"Ah, General Lewis I have been meaning to speak with you." Colonel Buford found the general sitting in his tent, pouring over the ransom note he had received some days ago from the infamous Colonel Tarelton. He was still quite indecisive as of what to do about it, although felt pressured to answer it as soon as possible and in a manner that would not result in the harm of his dear daughter.
"Yes, Colonel Buford?" General Lewis looked up from his desk to see the bold colonel who carried with him in his very presence all of the noble principles and characteristics of a man more than willing to die for his family and his country.
"I just wanted to let you know that my men and I are to be heading out on a march this afternoon where we intend to venture just about as far as your property. I have intentions of scouting out the area and seeing if there will be any way of possibly getting your daughter back without you having to comply with a single term of that horrible ransom note. Before you say anything, there's no need for you or any of your men to accompany us as I believe they need time to rest and rally their spirits here more than they need to spend a whole afternoon marching along aimlessly."

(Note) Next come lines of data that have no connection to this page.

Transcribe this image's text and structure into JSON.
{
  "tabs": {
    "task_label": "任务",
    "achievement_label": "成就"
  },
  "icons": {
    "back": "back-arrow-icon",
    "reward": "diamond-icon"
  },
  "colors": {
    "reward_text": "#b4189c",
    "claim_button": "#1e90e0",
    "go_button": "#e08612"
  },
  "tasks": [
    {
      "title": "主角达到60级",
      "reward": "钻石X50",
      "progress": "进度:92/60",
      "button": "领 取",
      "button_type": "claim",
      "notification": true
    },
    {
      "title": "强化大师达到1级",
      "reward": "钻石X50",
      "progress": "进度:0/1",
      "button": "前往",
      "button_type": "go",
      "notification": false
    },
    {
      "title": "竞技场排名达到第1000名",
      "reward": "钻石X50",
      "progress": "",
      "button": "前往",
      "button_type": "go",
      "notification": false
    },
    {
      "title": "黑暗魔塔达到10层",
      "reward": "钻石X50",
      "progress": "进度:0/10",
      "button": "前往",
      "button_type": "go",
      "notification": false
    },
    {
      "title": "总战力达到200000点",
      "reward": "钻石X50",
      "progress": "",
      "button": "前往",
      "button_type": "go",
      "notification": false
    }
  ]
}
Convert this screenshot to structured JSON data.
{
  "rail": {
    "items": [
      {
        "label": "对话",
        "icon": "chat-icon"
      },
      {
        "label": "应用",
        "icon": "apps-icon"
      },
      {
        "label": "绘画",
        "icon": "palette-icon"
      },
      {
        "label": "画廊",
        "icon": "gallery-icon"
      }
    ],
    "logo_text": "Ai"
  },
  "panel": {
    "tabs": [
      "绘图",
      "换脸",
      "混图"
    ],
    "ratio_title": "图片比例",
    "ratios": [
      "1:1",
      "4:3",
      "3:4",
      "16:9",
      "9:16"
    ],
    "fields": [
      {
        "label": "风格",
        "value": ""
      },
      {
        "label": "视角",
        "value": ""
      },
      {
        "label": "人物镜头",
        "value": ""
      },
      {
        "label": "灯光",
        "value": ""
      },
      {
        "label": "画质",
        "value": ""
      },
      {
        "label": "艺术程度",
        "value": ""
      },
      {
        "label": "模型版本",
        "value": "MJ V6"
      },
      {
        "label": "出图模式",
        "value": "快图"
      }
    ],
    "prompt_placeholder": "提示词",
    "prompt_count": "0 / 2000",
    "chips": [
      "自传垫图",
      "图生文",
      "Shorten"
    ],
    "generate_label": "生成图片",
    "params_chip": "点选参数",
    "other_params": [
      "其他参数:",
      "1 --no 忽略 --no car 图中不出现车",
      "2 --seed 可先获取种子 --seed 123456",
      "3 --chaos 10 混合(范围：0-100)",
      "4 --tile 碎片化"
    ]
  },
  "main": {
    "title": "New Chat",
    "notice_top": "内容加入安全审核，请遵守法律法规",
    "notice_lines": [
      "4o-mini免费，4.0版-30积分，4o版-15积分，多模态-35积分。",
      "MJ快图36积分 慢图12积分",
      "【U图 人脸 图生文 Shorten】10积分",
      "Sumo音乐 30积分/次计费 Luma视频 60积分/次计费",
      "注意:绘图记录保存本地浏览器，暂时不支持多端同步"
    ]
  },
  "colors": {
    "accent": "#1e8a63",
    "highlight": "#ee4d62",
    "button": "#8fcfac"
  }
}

"I too think that would be best. Though, if you happen upon a skirmish and are in need of reinforcements I should be happy to oblige all of my troops if you should so need their assistance."
"You are much too kind, General, but I do not think that we shall be in need of your men today." Buford spoke optimistically as he was quite confident of the outcome of that day's events.
"Nor do I." Assured the general, half paying attention to his answer, as he promptly brought his thoughts back to the ransom note which filled his heart with utter sorrow just looking at it.
"Good day, General." Buford tipped his hat as General Lewis was able to rouse himself from the dreadful note long enough to bid his comrade the same.
"Good day, Colonel Buford."
Not very long after the departure of Colonel Buford and his men, Benedict Whitefield strode into the general's tent puzzled at the colonel's departure as much as any person left uniformed in he mists of a bustling camp might.
"Where is the good colonel going with so large a party of his men?" Inquired he the moment he noticed the general looking up from his desponded contemplation.
"On a march." Was all the general replied with, trying to keep his tone so steady and even so as to discourage any further questioning. General Lewis admired the man betrothed to his daughter too much to allow him to take on any wild notions that he might rush in and save Grace while accompanying Buford's men on their mission.
"If you wouldn't mind me asking, but to where?" Benedict went on, seemingly oblivious to the general's tone that was purposefully unwelcoming to any further inquiries.
"Oh, just a little ways to the south, not very far I believe. They shall surely be back before dark." The general let out in a voice that suggested indifference, but proved to be a cover up for his anxiety for the young man.
"I should have gone with them had I known sooner of their leaving, but no matter. It does not sound as though I shall be missing much in the sense of a battle or an opportunity to..." He paused a moment here as the words brought back painful memories that stung his heart to recall, "save my dear Grace."
"Aye, there shall be other opportunities and much better chances of any sort of rescue mission succeeding." The general smiled weakly with the immense relief it was that Benedict would not be losing his senses that day in attempt to rescue his dearly beloved Grace.
"Indeed." Benedict concurred, "I do believe you're right, though I am loath to miss any chance, regardless of how much of a long-shot it may be, of bringing her back to us."
YOU ARE READING
The PrisonerHistorical Fiction
Colonel Banestre Tarleton is a young officer in charge of a regiment of British Green Dragoons during the American Revolutionary War. Grace Lewis is the daughter of a major general in the American Continental Army. When Grace is captured by the infa...